> [Your instructions] Your task is to copy each line of the material that holds the word "screenshot".

/---

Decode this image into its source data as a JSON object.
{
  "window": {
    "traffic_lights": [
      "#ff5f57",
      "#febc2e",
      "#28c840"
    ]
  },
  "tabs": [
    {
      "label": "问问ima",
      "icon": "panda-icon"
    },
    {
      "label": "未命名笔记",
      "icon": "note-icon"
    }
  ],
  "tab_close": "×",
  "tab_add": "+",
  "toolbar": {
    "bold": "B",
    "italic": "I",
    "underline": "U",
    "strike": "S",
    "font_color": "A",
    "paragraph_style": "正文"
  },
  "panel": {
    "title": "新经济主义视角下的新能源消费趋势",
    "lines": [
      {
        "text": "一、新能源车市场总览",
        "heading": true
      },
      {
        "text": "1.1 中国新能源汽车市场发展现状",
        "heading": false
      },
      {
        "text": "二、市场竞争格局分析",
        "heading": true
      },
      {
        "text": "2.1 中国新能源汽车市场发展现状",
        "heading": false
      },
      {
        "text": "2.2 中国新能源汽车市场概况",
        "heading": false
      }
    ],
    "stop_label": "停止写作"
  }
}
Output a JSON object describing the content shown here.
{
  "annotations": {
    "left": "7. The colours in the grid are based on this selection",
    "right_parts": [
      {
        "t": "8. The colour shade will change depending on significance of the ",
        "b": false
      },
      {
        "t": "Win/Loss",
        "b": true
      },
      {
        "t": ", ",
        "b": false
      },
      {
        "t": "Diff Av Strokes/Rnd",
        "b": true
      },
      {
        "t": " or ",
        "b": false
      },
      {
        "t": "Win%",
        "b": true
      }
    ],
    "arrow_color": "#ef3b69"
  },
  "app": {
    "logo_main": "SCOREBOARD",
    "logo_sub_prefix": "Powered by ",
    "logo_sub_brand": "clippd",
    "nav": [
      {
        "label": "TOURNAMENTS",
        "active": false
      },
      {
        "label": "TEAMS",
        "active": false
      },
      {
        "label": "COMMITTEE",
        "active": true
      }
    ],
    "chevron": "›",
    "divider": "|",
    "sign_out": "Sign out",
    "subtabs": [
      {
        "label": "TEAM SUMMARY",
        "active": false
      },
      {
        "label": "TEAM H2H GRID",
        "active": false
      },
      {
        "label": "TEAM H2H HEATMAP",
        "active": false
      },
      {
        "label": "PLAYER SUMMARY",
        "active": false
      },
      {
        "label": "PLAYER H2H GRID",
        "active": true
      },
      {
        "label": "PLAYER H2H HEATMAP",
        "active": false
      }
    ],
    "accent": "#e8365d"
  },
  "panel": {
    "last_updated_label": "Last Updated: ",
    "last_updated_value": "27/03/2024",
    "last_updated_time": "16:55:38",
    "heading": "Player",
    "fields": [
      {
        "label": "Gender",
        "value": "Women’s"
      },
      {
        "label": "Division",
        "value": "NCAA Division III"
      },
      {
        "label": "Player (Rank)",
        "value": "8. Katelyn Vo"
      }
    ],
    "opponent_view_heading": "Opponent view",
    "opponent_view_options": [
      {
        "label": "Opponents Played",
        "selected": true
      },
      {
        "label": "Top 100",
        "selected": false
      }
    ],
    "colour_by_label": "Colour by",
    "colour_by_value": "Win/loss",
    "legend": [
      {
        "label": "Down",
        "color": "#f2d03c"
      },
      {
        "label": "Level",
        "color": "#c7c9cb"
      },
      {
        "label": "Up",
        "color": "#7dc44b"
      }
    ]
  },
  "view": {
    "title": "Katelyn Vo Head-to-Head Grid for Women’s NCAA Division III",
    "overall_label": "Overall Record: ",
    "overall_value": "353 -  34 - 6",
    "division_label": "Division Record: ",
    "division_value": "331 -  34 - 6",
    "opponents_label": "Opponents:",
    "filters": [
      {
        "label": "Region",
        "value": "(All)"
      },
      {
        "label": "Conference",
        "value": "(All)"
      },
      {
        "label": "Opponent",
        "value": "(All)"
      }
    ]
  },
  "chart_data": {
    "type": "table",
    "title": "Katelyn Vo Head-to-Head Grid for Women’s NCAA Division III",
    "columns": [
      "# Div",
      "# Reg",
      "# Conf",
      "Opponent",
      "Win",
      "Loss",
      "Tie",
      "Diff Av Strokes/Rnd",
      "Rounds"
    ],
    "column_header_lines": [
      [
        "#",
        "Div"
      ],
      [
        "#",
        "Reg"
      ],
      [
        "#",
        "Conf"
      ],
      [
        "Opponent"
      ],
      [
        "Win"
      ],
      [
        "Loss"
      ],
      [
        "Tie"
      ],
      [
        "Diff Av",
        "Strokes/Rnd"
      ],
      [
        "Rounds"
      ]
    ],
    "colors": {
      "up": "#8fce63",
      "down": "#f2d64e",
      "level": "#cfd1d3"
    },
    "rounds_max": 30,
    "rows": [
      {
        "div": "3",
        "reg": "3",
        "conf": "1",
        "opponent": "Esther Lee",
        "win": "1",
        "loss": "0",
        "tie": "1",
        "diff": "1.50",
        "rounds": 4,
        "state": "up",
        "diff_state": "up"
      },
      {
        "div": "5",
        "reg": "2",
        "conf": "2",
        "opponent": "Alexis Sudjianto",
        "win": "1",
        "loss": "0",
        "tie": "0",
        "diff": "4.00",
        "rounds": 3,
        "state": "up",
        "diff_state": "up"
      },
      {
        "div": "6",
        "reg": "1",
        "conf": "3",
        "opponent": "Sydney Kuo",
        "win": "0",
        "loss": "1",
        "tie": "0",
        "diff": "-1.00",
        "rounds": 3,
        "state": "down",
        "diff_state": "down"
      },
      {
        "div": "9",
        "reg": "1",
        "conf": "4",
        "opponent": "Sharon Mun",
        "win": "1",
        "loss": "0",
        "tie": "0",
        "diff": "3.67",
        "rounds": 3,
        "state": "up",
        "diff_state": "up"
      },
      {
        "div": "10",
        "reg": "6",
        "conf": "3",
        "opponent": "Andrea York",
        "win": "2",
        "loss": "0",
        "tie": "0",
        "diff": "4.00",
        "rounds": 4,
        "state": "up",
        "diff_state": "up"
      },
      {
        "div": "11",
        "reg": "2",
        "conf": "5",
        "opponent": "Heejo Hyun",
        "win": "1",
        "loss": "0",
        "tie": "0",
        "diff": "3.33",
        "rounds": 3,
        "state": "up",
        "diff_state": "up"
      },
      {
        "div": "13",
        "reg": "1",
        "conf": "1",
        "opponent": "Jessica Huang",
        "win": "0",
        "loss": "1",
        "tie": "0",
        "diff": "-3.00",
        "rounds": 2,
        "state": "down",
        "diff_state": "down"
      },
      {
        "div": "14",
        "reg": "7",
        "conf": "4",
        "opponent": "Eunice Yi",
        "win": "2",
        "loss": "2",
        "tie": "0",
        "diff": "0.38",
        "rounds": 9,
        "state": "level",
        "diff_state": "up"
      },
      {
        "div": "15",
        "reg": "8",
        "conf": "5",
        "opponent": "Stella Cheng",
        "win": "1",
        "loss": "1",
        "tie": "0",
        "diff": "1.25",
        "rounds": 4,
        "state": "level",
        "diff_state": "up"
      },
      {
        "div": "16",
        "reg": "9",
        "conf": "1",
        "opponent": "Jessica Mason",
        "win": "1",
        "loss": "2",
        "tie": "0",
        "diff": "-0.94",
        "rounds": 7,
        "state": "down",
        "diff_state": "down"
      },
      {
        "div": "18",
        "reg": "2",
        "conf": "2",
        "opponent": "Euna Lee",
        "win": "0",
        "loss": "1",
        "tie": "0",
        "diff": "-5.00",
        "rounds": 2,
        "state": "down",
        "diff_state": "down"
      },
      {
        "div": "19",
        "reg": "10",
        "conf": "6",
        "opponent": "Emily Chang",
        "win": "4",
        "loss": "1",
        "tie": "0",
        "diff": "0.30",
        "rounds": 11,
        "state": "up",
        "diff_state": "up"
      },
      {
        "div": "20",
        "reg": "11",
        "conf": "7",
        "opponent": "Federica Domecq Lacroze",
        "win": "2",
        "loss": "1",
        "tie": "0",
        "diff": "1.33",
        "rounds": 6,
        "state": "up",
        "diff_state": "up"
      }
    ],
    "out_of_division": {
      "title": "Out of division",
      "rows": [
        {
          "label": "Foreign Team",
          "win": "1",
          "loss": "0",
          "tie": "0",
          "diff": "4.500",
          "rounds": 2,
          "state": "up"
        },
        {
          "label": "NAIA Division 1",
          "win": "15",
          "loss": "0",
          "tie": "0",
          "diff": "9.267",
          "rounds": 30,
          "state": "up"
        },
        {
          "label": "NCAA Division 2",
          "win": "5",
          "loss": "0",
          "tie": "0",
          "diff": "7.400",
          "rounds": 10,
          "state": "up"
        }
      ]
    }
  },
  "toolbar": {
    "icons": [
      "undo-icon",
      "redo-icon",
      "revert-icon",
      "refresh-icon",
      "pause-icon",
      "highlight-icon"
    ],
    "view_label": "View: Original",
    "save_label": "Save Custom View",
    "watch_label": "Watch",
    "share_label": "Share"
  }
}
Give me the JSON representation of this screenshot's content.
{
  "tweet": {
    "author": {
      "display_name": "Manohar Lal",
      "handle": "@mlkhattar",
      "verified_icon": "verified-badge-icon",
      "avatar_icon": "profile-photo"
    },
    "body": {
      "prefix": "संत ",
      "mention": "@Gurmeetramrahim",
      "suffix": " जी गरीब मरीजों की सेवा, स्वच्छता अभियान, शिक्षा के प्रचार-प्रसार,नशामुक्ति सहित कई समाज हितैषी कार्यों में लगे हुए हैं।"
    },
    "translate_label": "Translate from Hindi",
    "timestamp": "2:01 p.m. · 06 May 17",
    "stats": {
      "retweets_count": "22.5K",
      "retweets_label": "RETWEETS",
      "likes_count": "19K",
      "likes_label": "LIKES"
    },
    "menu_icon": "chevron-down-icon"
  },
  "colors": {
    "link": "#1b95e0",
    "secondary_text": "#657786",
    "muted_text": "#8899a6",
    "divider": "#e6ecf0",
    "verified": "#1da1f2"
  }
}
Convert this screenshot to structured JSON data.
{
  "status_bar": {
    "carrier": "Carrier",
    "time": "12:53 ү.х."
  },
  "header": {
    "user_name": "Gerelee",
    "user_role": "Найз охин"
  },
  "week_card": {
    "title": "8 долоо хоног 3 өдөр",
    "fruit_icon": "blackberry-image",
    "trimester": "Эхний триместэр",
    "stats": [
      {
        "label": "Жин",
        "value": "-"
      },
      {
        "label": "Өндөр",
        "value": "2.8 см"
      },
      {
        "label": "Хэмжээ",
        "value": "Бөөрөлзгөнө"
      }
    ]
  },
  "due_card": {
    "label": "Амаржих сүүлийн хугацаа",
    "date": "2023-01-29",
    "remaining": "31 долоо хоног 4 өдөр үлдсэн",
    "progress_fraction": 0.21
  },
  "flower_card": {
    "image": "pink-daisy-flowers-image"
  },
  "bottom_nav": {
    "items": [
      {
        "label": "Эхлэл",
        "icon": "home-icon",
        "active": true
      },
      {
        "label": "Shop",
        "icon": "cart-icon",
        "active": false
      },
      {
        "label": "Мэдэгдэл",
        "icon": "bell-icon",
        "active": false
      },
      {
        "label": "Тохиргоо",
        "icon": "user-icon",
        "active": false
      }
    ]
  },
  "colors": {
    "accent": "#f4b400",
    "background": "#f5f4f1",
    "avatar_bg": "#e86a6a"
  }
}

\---

> [Answer box]
Give me the JSON representation of this screenshot's content.
Convert this screenshot to structured JSON data.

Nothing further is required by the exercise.